• Federal Taxes – I’m going to start right here by saying you need to consult an accountant on this, with all the recent changes to the tax law. When alimony was deductible to the payor (and yes, there can be alimony awarded under a Legal Separation), it was clear that you could not file a joint tax return and still claim that deduction. Now that the deduction is gone, it is considerably less clear and you and your spouse may want to consider a Joint filing status under advisement of your accountant. If under current law a legally-separated couple is considered still “married” pursuant to the tax code, then filing jointly is usually a better status than married/filing separately. If you are considering a Legal Separation to enhance your tax status, then consult with an accountant to determine the feasibility and appropriate parameters. Your accountant can provide correct language for your attorney to place in your final agreement.

 
• Inheritance rights – Most of us have wills, but if we do not our estates are governed under the laws of intestacy. Each state dictates how property in intestacy is transferred, and it usually passes first to the spouse (and if no spouse, to the children and if no children…etc.) This is a complex area of the law and if you wish to have your legally-separated spouse inherit, the best practice is to have a Will confirming the right to inherit and as well, to have affirming language in your Separation Agreement that it is your intent that your legally-separated spouse receive all rights as if she/he were not legally-separated. If you wish that your legally-separated spouse NOT inherit from your estate, then you will need to consult with an estate attorney to determine if a spousal share (also known as the widow’s/widower’s portion) is due your legally-separated spouse. While the statutes may be silent on this issue and case law may be conflicting, your family attorney will ensure that your wishes are appropriately set out in you Separation Agreement.

 
• Pension rights – You may be able to name your legally-separated spouse as your beneficiary to your pension but all plans differ.

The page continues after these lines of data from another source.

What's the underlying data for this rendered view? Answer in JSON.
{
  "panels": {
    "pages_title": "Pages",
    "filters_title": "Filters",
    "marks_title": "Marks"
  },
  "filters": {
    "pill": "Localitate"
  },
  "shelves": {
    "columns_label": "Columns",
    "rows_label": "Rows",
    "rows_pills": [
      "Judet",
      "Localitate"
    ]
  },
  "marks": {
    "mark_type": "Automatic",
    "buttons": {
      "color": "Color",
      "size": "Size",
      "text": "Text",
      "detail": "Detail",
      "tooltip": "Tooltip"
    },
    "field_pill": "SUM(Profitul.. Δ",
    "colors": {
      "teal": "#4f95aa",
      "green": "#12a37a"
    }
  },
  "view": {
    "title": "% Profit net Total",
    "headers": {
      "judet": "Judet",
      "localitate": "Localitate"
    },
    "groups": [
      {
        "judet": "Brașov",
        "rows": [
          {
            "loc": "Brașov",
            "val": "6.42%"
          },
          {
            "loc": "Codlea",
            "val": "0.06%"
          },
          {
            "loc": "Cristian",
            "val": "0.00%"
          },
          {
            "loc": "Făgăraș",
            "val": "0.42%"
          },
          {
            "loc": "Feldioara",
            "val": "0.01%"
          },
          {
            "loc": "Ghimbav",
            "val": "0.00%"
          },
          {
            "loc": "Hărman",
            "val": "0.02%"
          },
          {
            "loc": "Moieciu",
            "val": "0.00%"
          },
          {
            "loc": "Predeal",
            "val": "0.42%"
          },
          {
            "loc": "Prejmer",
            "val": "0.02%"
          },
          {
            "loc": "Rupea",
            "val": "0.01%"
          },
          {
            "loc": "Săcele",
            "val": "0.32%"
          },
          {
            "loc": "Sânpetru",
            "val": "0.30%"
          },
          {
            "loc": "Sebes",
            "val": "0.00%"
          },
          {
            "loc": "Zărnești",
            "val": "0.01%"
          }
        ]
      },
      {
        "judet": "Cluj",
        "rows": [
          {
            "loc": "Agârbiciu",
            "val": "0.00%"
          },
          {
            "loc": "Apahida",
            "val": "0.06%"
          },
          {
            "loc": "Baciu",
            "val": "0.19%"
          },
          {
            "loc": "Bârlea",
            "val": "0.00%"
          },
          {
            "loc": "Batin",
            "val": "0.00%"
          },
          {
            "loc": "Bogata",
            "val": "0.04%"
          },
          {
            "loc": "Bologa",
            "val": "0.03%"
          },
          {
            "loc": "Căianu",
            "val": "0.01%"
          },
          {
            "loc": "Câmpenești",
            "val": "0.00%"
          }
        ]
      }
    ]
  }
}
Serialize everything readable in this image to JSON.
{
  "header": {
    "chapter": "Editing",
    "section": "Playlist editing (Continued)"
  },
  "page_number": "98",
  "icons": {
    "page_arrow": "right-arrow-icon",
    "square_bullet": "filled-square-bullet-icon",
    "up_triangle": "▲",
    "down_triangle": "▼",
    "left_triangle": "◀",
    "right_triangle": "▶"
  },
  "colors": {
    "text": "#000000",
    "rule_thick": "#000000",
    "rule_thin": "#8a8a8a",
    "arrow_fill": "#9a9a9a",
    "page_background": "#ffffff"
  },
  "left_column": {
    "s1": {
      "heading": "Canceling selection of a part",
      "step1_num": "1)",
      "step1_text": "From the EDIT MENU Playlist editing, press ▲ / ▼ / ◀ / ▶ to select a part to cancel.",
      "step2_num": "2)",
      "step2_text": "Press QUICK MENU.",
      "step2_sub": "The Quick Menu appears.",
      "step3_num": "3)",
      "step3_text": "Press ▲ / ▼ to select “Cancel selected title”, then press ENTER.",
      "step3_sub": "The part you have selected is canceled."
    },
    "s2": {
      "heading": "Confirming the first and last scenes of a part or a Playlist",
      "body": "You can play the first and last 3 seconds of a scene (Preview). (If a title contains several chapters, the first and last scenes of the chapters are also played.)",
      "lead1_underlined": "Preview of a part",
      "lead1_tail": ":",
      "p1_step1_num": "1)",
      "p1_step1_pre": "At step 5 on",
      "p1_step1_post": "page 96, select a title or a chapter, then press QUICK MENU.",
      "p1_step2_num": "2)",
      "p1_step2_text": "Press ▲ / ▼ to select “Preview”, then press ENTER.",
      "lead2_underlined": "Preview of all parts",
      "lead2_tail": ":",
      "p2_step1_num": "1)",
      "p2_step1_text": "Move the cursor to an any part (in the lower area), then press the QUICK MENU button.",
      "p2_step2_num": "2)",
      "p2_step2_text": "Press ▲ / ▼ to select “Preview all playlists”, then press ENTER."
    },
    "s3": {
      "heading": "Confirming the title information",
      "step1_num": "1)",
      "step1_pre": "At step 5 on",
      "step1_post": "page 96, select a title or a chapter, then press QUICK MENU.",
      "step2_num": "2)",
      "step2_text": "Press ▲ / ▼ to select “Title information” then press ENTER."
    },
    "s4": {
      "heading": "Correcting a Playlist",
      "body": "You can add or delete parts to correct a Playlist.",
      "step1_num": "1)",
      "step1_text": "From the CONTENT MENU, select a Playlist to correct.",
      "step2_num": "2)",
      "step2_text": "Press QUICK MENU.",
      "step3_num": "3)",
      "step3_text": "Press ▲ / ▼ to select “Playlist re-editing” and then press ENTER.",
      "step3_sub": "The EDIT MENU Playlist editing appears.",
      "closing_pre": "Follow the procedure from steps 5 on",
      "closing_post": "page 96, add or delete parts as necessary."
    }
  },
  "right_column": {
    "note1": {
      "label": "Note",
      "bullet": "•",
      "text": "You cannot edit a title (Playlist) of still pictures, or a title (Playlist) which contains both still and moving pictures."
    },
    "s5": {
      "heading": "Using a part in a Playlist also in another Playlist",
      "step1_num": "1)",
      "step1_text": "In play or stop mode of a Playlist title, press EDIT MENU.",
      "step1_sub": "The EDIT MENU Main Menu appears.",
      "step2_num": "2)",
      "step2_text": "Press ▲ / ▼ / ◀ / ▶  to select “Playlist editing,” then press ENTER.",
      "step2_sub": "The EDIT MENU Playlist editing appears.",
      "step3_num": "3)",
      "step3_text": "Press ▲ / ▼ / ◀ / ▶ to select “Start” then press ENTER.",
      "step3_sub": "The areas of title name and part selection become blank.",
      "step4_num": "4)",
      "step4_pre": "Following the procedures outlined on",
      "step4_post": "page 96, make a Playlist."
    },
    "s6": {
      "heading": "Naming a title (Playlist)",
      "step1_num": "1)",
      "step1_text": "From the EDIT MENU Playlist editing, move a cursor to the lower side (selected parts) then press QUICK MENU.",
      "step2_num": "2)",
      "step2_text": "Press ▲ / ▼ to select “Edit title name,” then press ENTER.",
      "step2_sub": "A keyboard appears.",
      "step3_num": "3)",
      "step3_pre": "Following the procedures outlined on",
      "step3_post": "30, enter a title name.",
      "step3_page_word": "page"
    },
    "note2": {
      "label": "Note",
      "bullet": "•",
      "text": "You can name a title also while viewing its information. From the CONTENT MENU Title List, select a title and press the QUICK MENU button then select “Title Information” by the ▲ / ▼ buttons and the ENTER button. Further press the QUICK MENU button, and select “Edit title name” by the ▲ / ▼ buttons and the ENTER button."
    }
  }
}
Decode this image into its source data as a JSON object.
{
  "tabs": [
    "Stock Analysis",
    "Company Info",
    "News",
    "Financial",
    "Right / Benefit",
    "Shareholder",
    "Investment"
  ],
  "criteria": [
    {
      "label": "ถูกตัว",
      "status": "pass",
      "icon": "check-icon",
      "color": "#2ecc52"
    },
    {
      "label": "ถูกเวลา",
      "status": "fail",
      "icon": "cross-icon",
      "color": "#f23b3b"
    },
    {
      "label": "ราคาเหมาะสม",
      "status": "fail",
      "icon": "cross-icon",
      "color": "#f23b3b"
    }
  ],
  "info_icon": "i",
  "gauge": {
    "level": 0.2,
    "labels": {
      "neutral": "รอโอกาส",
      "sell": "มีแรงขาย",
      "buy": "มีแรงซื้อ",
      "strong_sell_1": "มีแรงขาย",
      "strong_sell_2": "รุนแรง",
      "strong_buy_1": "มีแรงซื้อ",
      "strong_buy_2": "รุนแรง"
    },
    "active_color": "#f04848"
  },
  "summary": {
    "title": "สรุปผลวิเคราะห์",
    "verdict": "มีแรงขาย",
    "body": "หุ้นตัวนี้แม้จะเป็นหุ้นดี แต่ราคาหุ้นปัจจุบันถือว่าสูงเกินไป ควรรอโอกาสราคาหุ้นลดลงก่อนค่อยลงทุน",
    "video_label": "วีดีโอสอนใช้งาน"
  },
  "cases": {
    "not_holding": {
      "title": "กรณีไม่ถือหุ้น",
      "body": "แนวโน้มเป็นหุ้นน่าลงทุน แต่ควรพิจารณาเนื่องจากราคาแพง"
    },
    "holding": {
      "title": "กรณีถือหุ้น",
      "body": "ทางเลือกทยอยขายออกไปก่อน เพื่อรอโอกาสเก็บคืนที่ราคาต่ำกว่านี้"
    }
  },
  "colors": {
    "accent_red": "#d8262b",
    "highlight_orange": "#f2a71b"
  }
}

Make sure that your family attorney has a full copy of your defined benefit (pension) plan document so that you understand what rights a legally-separated spouse has under that plan as well as to confirm that removing your legally-separated spouse as beneficiary doesn’t trigger any spousal guaranteeing language.

 
• Title 19 planning – A good estate attorney can help you plan to protect a share of your assets if your spouse is deteriorating physically and cognitively and not infrequently, a Legal Separation can help you to set aside your fair share of the assets and income so that when your spouse has exhausted their financial resources, they can move to state-funding and you will be left with your own resources to support yourself.

This can all be mighty confusing. Many people think a Legal Separation is simpler and more affordable than a Divorce but you can see from the above that there are many considerations based upon your goals with regard to becoming legally separated. Make sure you select a practitioner who is comfortable discussing these options with you and as well, is comfortable working with other practitioners (an accountant, an estate lawyer or immigration counsel) to ensure that your goals can be met. If you and your spouse choose a Legal Separation, you can mediate it or you can use collaboratively-trained legal counsel to negotiate the finer details.